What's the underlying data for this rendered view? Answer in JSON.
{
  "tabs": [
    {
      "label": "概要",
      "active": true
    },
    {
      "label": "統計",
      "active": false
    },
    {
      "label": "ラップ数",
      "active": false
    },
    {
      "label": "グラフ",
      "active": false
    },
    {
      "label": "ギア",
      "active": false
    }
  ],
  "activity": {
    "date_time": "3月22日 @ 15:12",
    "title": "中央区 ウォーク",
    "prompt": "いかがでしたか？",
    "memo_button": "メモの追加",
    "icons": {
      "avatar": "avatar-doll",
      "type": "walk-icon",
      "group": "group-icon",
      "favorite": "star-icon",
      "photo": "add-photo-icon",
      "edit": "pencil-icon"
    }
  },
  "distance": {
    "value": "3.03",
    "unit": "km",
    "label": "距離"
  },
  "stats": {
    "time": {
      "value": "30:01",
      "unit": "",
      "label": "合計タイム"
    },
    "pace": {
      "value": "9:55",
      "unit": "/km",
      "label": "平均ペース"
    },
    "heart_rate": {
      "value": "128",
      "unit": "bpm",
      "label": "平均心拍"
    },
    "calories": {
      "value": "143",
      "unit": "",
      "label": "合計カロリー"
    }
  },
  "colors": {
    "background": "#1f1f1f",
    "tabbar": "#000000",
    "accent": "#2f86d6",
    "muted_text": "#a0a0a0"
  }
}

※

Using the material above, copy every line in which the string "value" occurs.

Exercise output >>
    "value": "3.03",
      "value": "30:01",
      "value": "9:55",
      "value": "128",
      "value": "143",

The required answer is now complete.